- If the consonants are doubled between vowels, they are geminated. This can also happen between sonorants (genuinely, all consonants can be geminated except for [z]). In IPA, gemination can be represented either by doubling the consonant: fatto [ˈfatto], mezzo [ˈmɛddzo]; or with the length marker ‹ ː ›. Notice as well, syntactic gemination can occur in Italian (e.g. va via [vavˈvi.a]).
- ⟨z⟩ represents both [ts] and [dz]. In order to determine which, consult a dictionary.
- /ʎ/, /ɲ/ and /ʃ/ are always geminated word-internally.
- The nasals always assimilate their place of articulation to that of the following consonant. Thus, the n in /nɡ/, /nk/ is a velar [ŋ], the realization before /v/ or /f/ is a labiodental [ɱ] (though this is transcribed here as [m]), and only [m] is ever found before /p/ or /b/.
- Most times [r] is pretty short, and is pronounced as a single trill.
- Italian contrasts seven monophthongs in stressed syllables. In unstressed syllables, mid vowels occur in complementary distribution; with open-mid vowels [ɛ ɔ] appearing before sonorants (e.g. copertura [kopɛrˈtuːra]), and close-mid vowels [e o] found elsewhere (e.g. Boccaccio [bokˈkattʃo]). Open and close vowels [a i u] stay unchanged in unstressed syllables, though word-final unstressed [i] may become an approximant [j] before vowels in a process known as synalepha (syllable merging), e.g. pari età [ˌparjeˈta].
- Stressed vowels are long when in a non-final open syllable: fato [ˈfaːto] ~ fatto [ˈfatto].
- (Italian) Dizionario italiano multimediale e multilingue d'ortografia e di pronunzia (not based on IPA)

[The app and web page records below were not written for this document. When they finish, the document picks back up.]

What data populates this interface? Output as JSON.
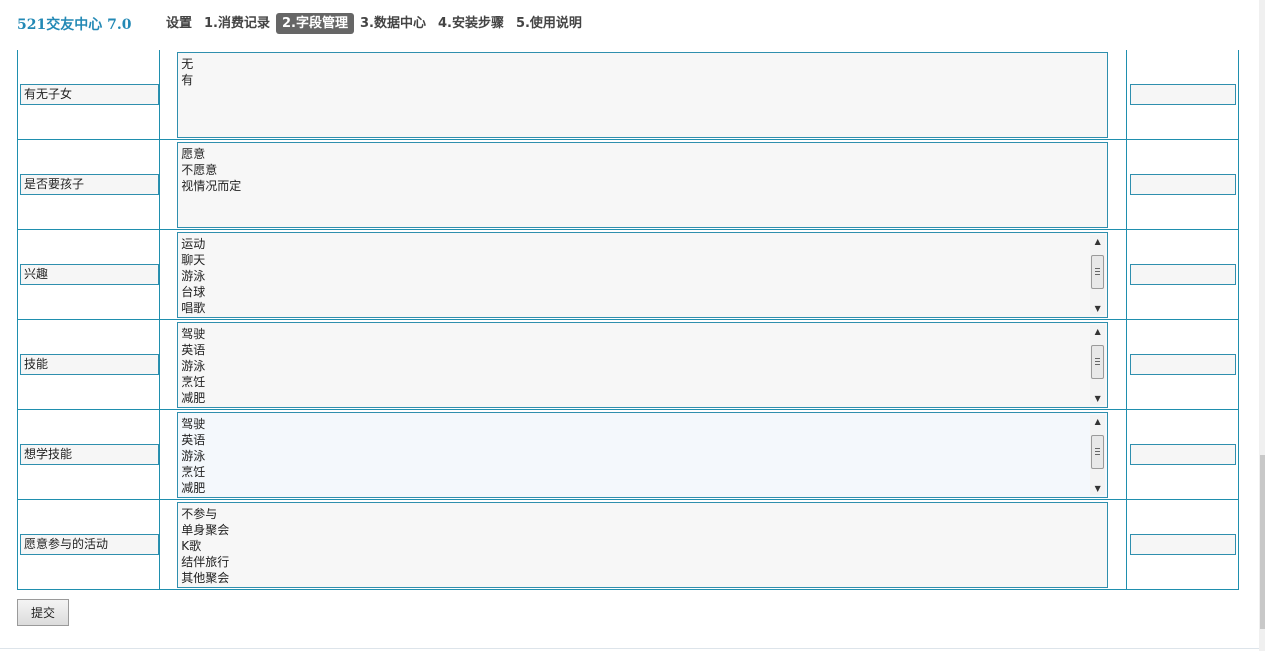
{
  "header": {
    "brand": "521交友中心 7.0",
    "nav": [
      {
        "label": "设置",
        "active": false
      },
      {
        "label": "1.消费记录",
        "active": false
      },
      {
        "label": "2.字段管理",
        "active": true
      },
      {
        "label": "3.数据中心",
        "active": false
      },
      {
        "label": "4.安装步骤",
        "active": false
      },
      {
        "label": "5.使用说明",
        "active": false
      }
    ]
  },
  "fields": [
    {
      "label": "有无子女",
      "options": [
        "无",
        "有"
      ],
      "scrollable": false
    },
    {
      "label": "是否要孩子",
      "options": [
        "愿意",
        "不愿意",
        "视情况而定"
      ],
      "scrollable": false
    },
    {
      "label": "兴趣",
      "options": [
        "运动",
        "聊天",
        "游泳",
        "台球",
        "唱歌"
      ],
      "scrollable": true
    },
    {
      "label": "技能",
      "options": [
        "驾驶",
        "英语",
        "游泳",
        "烹饪",
        "减肥"
      ],
      "scrollable": true
    },
    {
      "label": "想学技能",
      "options": [
        "驾驶",
        "英语",
        "游泳",
        "烹饪",
        "减肥"
      ],
      "scrollable": true
    },
    {
      "label": "愿意参与的活动",
      "options": [
        "不参与",
        "单身聚会",
        "K歌",
        "结伴旅行",
        "其他聚会"
      ],
      "scrollable": false
    }
  ],
  "form": {
    "submit_label": "提交"
  },
  "colors": {
    "brand": "#2389b5",
    "border": "#1f8fae",
    "active_tab_bg": "#666666"
  }
}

- (Italian) Dizionario di pronuncia italiana online by Luciano Canepari (based on IPA)